Centre is clearly reaching out on NCTC but is it enough to overcome the states mistrust?
In the aftermath of 26/11,the home minister announced a new security architecture to fortify the country against terrorist attacks. Instead of a maze of competing bureaucracies for intelligence,security and enforcement,there would be central coordination a networked intelligence database (NATGRID),a National Investigation Agency (NIA) and a National Counter-Terrorism Centre (NCTC),which would be ultimately responsible for piecing together information and acting on it. Like other counter-terror mechanisms around the world,it would process and interpret the deluge of intelligence data from across the country. However,unlike most global models,the proposed NCTC would also involve itself in investigation and operational supervision. As many as 15 chief ministers have been united in their alarm about the proposed anti-terror bodys apparently untrammelled authority it will give the Centre powers to search,seize and arrest,cutting into the states policing domain. They pointed out that neither the US model nor the UKs MI-5 has such wide powers,and that hasnt impeded their efficiency.
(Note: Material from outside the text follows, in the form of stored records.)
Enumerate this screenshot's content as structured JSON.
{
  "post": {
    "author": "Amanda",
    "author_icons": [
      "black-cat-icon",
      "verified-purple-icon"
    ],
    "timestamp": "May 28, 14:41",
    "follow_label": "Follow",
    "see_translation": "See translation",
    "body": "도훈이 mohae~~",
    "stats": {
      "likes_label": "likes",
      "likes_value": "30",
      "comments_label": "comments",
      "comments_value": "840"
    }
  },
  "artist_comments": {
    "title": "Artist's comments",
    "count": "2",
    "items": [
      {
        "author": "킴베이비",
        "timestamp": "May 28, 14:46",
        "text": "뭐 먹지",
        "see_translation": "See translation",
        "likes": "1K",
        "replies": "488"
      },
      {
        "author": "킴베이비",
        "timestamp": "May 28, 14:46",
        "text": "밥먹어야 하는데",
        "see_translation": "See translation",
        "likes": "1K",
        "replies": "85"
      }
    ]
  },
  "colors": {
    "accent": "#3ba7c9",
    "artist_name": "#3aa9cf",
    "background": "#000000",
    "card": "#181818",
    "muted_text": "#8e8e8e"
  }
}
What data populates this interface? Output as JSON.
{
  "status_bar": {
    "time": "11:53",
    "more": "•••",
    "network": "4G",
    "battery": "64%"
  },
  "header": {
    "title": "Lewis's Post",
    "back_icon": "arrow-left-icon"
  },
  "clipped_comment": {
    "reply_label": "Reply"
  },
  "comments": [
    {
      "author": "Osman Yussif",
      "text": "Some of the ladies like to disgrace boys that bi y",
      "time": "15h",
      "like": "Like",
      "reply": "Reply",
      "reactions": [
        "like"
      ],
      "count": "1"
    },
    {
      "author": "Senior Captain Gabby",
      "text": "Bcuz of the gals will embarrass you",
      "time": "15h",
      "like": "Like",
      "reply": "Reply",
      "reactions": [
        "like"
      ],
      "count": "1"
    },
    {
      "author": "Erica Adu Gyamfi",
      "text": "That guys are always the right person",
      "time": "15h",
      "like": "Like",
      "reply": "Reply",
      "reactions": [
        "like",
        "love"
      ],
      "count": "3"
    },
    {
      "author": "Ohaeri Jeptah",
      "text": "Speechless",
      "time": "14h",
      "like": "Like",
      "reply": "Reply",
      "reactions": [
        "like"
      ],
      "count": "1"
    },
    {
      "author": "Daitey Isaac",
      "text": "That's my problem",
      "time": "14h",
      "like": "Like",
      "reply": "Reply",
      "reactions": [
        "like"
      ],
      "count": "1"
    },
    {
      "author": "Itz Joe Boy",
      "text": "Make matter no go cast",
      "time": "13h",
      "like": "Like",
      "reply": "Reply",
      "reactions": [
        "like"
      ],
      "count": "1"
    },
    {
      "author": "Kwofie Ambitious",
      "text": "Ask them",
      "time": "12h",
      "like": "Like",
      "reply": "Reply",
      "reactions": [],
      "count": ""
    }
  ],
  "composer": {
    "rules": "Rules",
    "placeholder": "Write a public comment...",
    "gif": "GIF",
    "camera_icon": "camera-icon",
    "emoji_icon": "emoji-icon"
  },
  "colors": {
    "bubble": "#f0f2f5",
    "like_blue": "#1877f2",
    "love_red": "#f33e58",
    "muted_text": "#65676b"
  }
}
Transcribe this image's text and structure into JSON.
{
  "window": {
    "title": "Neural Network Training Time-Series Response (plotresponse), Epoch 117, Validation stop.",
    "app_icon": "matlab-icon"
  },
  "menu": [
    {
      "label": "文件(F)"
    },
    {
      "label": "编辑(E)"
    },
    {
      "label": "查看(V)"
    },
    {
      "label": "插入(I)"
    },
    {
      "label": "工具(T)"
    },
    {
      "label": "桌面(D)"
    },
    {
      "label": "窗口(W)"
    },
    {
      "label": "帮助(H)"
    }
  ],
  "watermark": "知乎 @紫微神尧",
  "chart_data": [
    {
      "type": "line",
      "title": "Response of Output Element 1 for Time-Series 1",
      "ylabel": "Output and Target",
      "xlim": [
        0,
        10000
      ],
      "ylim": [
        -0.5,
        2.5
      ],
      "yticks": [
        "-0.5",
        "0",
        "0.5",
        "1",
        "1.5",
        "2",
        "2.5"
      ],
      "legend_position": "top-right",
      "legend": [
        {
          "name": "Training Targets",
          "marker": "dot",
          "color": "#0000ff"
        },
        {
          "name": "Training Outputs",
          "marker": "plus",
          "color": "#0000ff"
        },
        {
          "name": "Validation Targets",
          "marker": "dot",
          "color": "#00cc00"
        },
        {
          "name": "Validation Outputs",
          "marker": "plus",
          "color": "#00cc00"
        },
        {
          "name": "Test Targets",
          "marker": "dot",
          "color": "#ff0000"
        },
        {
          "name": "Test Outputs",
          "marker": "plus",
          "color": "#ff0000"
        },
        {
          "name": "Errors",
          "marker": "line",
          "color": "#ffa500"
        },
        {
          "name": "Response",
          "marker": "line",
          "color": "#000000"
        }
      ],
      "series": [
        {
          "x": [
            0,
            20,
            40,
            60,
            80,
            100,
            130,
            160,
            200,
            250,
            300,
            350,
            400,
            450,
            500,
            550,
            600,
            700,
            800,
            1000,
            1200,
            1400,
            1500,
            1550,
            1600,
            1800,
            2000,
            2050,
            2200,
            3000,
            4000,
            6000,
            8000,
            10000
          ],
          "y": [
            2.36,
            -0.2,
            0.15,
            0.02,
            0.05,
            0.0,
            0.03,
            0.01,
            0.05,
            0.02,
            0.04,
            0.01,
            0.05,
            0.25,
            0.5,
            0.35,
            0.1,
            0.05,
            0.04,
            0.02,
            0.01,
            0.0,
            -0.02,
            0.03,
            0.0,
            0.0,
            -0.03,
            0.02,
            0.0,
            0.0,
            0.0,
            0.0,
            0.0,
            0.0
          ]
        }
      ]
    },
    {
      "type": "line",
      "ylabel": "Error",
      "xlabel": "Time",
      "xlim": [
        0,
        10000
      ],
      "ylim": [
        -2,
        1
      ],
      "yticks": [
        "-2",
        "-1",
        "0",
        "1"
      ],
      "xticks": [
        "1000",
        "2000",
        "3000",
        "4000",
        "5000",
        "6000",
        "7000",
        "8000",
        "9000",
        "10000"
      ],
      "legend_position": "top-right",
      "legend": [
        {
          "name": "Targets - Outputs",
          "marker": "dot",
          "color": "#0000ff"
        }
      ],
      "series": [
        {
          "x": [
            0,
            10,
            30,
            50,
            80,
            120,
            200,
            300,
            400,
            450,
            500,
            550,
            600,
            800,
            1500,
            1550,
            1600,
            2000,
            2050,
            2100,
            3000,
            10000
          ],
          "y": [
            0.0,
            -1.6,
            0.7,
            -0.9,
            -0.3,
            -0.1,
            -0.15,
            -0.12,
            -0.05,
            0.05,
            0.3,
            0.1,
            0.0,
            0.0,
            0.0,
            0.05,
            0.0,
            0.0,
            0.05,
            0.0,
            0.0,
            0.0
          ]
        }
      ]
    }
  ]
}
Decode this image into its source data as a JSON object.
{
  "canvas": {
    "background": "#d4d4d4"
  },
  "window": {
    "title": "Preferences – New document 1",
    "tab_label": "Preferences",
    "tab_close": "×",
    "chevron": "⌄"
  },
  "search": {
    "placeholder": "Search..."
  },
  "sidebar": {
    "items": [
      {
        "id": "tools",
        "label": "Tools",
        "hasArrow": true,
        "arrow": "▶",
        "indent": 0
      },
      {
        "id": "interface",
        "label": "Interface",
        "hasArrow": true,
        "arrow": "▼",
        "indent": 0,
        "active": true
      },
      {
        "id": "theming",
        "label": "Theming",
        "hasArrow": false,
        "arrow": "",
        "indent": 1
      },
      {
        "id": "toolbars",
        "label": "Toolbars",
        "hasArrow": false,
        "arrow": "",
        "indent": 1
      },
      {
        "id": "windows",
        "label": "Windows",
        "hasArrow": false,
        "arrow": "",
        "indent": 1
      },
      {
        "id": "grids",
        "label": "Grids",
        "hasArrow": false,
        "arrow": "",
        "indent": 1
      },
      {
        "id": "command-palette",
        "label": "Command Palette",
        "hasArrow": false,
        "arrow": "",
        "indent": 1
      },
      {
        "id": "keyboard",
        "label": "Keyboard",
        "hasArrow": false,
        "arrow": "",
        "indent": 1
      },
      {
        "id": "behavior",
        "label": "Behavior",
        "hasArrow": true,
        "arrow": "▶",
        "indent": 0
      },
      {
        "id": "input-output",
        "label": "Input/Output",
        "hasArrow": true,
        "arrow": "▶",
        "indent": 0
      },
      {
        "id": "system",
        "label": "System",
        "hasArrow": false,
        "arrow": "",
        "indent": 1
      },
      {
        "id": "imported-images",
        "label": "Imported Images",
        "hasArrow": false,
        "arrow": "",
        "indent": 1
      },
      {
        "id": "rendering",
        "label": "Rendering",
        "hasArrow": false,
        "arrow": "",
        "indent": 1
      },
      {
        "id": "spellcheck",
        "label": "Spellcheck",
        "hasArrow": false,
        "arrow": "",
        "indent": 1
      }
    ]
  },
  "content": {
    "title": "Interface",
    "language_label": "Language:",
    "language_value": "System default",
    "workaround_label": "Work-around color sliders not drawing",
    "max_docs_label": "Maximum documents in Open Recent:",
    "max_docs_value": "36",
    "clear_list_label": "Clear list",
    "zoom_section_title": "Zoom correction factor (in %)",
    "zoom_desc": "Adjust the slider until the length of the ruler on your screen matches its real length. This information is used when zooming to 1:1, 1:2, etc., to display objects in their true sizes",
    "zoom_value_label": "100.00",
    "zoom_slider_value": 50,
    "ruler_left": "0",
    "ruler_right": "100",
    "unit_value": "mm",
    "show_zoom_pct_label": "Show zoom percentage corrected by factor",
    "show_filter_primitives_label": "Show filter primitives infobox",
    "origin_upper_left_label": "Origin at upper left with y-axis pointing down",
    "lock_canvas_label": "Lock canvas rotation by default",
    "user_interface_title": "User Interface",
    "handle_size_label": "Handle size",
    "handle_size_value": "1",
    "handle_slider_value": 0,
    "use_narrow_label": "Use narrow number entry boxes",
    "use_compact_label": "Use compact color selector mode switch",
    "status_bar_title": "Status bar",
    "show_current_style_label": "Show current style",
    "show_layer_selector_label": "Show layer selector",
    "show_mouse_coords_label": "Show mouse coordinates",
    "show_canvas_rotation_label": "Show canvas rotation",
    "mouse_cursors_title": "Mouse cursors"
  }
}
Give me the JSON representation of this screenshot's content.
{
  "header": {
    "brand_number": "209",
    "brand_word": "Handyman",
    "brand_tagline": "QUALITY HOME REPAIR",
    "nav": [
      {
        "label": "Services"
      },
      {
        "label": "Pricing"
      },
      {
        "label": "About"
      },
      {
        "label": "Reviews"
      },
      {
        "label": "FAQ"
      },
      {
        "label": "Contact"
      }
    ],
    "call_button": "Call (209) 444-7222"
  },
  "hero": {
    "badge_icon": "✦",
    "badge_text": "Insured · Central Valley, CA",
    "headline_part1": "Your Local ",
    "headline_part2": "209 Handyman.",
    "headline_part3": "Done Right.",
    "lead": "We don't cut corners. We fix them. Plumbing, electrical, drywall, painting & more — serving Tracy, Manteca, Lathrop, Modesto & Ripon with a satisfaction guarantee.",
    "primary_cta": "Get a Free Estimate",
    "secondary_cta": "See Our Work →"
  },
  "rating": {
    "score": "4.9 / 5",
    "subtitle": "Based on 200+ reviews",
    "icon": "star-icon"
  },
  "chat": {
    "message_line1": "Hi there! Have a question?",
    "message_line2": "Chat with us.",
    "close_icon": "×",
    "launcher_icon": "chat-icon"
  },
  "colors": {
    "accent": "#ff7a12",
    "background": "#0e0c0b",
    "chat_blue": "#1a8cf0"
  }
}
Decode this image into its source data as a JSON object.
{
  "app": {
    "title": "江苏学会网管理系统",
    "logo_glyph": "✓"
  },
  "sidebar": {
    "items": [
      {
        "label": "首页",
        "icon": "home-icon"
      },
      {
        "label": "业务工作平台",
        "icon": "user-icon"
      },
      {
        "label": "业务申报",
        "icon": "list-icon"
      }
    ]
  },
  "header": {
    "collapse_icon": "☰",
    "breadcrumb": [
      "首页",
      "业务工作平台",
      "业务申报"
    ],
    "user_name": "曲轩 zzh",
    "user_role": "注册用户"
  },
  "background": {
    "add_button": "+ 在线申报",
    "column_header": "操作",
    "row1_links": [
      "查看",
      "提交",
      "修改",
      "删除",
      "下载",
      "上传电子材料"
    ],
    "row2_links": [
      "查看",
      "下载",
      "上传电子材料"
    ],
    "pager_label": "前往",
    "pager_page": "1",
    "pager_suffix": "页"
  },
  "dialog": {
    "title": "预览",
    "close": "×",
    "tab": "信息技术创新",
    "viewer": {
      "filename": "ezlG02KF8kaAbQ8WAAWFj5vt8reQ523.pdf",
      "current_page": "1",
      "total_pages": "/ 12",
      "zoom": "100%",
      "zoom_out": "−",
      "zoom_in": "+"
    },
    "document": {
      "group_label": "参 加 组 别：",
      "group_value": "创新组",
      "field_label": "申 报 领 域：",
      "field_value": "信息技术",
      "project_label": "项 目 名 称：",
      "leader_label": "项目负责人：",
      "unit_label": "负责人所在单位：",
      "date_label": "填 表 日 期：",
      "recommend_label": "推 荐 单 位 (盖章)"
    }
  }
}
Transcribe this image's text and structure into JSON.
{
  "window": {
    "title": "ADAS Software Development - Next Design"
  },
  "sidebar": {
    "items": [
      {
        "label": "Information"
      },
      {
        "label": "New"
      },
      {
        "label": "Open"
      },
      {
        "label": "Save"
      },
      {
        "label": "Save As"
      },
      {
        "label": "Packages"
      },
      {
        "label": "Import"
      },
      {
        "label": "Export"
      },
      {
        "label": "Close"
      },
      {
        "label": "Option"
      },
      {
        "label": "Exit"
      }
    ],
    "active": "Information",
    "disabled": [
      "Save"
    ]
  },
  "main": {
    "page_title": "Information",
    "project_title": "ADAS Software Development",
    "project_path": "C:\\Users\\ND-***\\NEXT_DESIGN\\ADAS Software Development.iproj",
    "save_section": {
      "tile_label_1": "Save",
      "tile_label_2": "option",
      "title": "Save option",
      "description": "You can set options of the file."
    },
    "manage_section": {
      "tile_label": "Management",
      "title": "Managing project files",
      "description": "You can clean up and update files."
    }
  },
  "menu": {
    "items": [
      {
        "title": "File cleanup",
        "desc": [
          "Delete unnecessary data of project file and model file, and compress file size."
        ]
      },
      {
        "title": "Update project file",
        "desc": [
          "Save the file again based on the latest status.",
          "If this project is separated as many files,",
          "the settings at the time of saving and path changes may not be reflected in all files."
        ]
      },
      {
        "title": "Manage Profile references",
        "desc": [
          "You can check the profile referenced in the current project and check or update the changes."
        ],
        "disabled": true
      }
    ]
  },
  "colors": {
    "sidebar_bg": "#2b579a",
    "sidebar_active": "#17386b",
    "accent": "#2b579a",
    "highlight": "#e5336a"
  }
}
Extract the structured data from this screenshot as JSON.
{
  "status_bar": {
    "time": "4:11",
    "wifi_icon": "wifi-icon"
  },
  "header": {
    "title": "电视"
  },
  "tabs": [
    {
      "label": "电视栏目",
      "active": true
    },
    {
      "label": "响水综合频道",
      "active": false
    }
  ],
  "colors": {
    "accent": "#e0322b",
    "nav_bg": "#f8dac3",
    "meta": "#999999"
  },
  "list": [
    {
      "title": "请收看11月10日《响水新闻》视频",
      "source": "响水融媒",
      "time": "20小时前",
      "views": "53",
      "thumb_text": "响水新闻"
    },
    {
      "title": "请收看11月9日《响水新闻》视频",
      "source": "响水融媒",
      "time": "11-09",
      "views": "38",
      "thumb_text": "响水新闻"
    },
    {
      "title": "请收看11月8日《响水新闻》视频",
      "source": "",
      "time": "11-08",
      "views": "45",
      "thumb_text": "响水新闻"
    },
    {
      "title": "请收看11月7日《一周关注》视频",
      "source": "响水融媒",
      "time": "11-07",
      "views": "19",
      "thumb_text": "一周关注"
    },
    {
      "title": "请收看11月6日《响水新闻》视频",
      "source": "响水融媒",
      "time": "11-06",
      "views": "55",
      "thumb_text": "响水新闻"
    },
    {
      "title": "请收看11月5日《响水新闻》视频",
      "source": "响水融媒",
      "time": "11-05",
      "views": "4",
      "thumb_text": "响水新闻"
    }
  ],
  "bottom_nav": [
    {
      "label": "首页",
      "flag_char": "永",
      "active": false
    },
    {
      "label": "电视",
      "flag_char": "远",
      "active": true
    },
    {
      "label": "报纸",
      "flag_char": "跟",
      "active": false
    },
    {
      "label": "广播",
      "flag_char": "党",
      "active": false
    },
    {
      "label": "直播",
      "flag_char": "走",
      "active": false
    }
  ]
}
They expressed worry about the wisdom of exempting such a powerful agency from parliamentary scrutiny.
These concerns are valid,and should have been addressed at the very start. However,this governments inability to engage and persuade allies and states has turned the NCTC issue into a confrontation over federalism. Now,finally,the home ministry has softened its stand limiting and clarifying the conditions under which the NCTC will operate. It will function through state anti-terrorism squads,and it will involve all state DGPs in its council. In the rare cases where NCTC officers need to intervene directly,they will bring in the state police immediately after. Whether this code of procedure will pacify the states remains to be seen. J&K,for instance,has refused to allow any NCTC action that hasnt been approved by the state police first.
The Centre should be given some credit for trying,even if belatedly,to address states concerns. It must internalise this practice,though,of consulting others and canvassing support for its plans. For proposals as consequential as the NCTC,this dialogue with states can only improve the final outcome. Now the Centre has put a more acceptable version on the table,but it remains to be seen if the state leaderships are able to cast aside the built-up distrust and meet the Centre halfway.